He likened the post-election mood in his office to that of a "funeral home.'' In three words, he summarized the skepticism of government energy experts regarding Trump's promises to out-of-work coal miners in Pennsylvania, Ohio and West Virginia — that he'd restore their jobs, in the face of global trends toward cheaper, cleaner natural gas and green technologies.
"It's a crock,'' he said.
Apparently expecting such institutional resistance, the incoming administration has reportedly demanded the names of employees in the Department of Energy who helped design the Obama administration's climate policies.
The new administration has numerous levers to enforce its will.
That's always true in the U.S. executive branch, more so than in most countries following a change in government. When a new government takes office in Canada, for instance, the staff might change in ministers' offices, and perhaps also at the highest ranks of the public service.
But in the U.S. there are thousands of personnel changes.
The new president gets to pick his people far beyond cabinet members' offices, and into the top three or four ranks of the civil service in every department — meaning career bureaucrats will report to Trump political appointees, who report to other political appointees, and then others still, and they report to the cabinet.
One employee described the senior-most bureaucrats in her department, almost like a protective wall: "That's your buffer.''
Lots of career plans are now being second-guessed.
One man said he wasted no time applying for a job outside government. He did it on election night, before going to bed. One woman said she's now a little worried about representing the U.S. abroad, concerned about anti-American hostility.
If the president issues unconstitutional orders, she's heard colleagues determined to thwart them. Like the Muslim ban Trump floated during the campaign, for instance. She said colleagues talk about volunteering to implement the policy — and doing their job very, very slowly.
With growing resistance towards Trump & Cronies chances are that this government will not be very successful. It is also clear that many Trump voters are already feeling the cold wind towards them. Cuts to social security, medicaid and medicare are underway. Workers are feeling they have been conned. The Trump cabinet is resembling a horror film of the worst making. Old guys (like Trump himself) no women and CEO’s from Big Business are now gonna rule the affairs of the little man on the street. Good luck Americans. I pity you and your country.
Saturday, December 10, 2016
Friday, December 9, 2016
|You think the years are passing faster and faster?

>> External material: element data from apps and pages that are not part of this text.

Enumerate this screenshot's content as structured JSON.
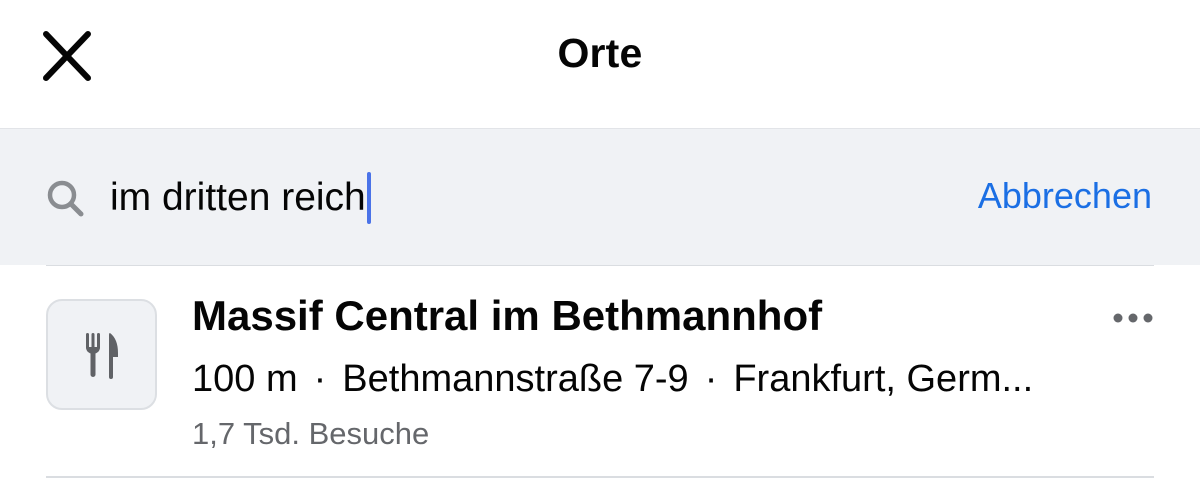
{
  "header": {
    "title": "Orte",
    "close_icon": "close-icon"
  },
  "search": {
    "icon": "search-icon",
    "query": "im dritten reich",
    "cancel_label": "Abbrechen"
  },
  "results": [
    {
      "icon": "restaurant-icon",
      "name": "Massif Central im Bethmannhof",
      "distance": "100 m",
      "separator": "·",
      "address": "Bethmannstraße 7-9",
      "city": "Frankfurt, Germ...",
      "visits": "1,7 Tsd. Besuche",
      "more_icon": "more-options-icon"
    }
  ],
  "colors": {
    "accent": "#1b6fe4",
    "search_bg": "#f0f2f5",
    "secondary_text": "#65676b",
    "caret": "#4a73e8"
  }
}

You are not alone. We do think that as well. Years used to last the double. Not anymore. They seem to have been devaluated. And I know who did it. WE did it. I did it and YOU did it – by getting older. So the time for us needing a new calendar to keep up with all the days flying by is getting shorter…and shorter.|
Luckily, today I have something you might want for either having it yourself or giving it away to your camper neighbour. Our friend Simone Ritter from St.Andrews, NB has created the neatest Vintage Camper Calendar, all of the campers shown as beautiful water colours art. What a great Christmas gift idea for RVers!
You can order it directly at:
www.SimoneRitterart.com or by writing to:
48 King Street. Saint Andrews,NB E5B 1Y3, CANADA
While Simone was visiting Campobello Island this spring she even painted our house!